We made the decision to buy a new manufactured house to put on our property in late August or early September. The existing house, also a manufactured double-wide, was installed (incorrectly) thirty-one years ago, and to make a long story somewhat shorter is simply falling apart in a way that is not reasonable to repair. Moreover, the way it was installed (big raw hole dug in the ground and house plopped down in it), makes it impossible to put another manufactured home on the same site.
So we spent some time walking around the property and decided on a good location for to put a new house and armed with the dimensions of that space started shopping around.
Two things I wish we'd known then that we know now is: One, our electrical utility American Electric Power/Kentucky Power has a 100 foot right-of-way around their overhead high power transmission lines (50 feet on either side of the center line), and so even though the lines are more than 30 feet above the valley running from mountain top to mountain top, the power company's right away takes a huge slice out of one end of our property -- the end where we wanted to put the new house. After a couple of weeks of uncertainty we ultimately found a new place to locate the house, but had we known about the power company's right of way before we started we might have chosen a smaller, or at least differently configured house. The second thing I wish I'd known was that the costs of financing the loan (origination fees, title searches, points, etc.) would be more than $9000 above the cost of the house itself; that knowledge definitely would have lead to choosing a smaller, less expensive house.
By the time we'd learned both these things the house we had decided on had already been ordered, and although we were not legally bound to purchase it, we felt moral and ethical obligations, plus, by this time we really liked the house we'd chosen.
Those are the two biggies, but there are many, many smaller things I wish I'd known. I wish I'd known that everything always takes longer than everyone says they will, and that once winter weather sets in all bets are off on the timing of construction activity. Of course we thought, three months ago, that we'd be in our new house before Thanksgiving. That was before the power company right-of-way debacle.
I wish I'd been given a complete and clearly detailed list of all the various tasks that would have to be done, that indicated for each item whether this was something we had to hire workers/contractors ourselves and pay for ourselves or something for which the home seller was responsible. I learned that "oh we'll help you take care of that" means that we're really responsible, and that all the seller is providing is names and phone numbers. But most of all I wish I'd known that just because the manufactured housing company recommends workers (like electricians) doesn't mean that they actually know what they are doing -- we failed electrical inspection the first time around, so more delays.
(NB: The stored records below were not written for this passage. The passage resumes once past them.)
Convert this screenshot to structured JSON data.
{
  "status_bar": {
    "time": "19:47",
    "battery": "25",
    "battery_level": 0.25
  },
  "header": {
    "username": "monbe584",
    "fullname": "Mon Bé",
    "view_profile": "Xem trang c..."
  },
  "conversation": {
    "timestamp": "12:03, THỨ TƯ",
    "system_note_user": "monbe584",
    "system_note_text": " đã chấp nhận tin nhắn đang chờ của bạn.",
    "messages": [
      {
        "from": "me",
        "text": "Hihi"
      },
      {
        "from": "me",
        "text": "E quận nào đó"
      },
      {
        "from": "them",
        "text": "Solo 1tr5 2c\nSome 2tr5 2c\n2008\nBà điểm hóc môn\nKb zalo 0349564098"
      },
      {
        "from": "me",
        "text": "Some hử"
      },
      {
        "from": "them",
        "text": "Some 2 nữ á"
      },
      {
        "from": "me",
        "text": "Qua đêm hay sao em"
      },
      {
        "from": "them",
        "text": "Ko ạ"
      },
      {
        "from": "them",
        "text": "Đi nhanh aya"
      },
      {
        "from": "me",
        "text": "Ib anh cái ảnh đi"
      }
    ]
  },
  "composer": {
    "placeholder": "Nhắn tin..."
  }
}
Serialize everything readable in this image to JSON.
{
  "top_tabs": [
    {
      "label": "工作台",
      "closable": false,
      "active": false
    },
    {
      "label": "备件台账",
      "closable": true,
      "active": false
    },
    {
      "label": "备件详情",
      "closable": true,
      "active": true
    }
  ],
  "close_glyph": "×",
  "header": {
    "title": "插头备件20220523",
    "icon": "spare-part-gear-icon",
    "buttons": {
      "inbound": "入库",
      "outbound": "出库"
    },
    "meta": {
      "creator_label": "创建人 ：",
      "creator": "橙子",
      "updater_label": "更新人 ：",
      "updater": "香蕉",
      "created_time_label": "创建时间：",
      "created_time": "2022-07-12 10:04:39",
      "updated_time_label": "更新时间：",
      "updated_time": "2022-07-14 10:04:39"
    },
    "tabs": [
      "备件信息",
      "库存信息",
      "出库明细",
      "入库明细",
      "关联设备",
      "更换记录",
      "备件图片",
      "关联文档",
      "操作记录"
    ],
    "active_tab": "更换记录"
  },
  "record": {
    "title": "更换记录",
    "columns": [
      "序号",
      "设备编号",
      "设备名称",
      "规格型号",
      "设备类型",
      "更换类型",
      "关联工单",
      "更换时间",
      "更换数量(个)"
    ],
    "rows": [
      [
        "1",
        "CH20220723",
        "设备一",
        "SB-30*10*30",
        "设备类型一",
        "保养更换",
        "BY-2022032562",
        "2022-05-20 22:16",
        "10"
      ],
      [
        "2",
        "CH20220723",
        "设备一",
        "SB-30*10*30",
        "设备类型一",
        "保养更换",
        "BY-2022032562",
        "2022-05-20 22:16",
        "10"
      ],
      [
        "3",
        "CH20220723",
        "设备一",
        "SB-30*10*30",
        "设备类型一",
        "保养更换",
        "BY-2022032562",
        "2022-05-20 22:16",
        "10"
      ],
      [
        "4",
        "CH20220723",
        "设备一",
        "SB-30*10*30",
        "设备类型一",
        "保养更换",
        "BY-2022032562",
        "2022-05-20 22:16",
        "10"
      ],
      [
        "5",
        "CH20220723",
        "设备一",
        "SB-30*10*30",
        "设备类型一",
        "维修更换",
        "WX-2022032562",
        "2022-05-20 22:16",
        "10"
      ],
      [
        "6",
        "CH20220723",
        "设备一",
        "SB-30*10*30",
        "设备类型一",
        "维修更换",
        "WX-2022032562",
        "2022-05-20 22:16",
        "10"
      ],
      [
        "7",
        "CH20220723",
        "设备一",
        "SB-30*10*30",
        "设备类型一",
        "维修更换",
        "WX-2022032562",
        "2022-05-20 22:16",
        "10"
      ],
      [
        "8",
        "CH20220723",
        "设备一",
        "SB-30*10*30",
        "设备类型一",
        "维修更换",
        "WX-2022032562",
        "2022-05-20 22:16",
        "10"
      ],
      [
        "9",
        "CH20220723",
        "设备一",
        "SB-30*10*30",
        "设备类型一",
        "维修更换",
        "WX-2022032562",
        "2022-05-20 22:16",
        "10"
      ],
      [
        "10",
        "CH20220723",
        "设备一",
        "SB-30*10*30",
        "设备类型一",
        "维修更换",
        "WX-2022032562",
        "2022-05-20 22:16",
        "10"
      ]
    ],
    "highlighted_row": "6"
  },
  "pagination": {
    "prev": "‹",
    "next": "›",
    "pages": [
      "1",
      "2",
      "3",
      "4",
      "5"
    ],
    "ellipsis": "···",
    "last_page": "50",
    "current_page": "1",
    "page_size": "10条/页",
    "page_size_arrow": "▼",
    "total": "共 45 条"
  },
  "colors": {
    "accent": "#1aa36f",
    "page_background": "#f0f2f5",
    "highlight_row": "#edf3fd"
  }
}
We learned that when people focus too much on trying to "save you money" they can make stupid and costly mistakes.
I wish I'd known about all the different types of inspections, and that you had to pay the inspectors; and I wish that I had known which inspectors were perfunctory and which picky about details. I wish I'd known the level of detail you are suppose to know about your septic system -- and the artistic skill required to draw the map free hand -- before trying to get health department approval.
I wish some one had spelled out for me the exact time sequence that things have to be done in -- I'm still not clear about the necessary order for electrical hook up and septic hook-up, and just hope that the timing comes out right.
I wish I'd known how small a load 4 tons of gravel really was, and how far (not very) it would go. I would have opted for a larger load.
I've been thinking that someone, maybe me, should write down all the things to expect; but then I wonder how generalizable to others situations are the things I've learned?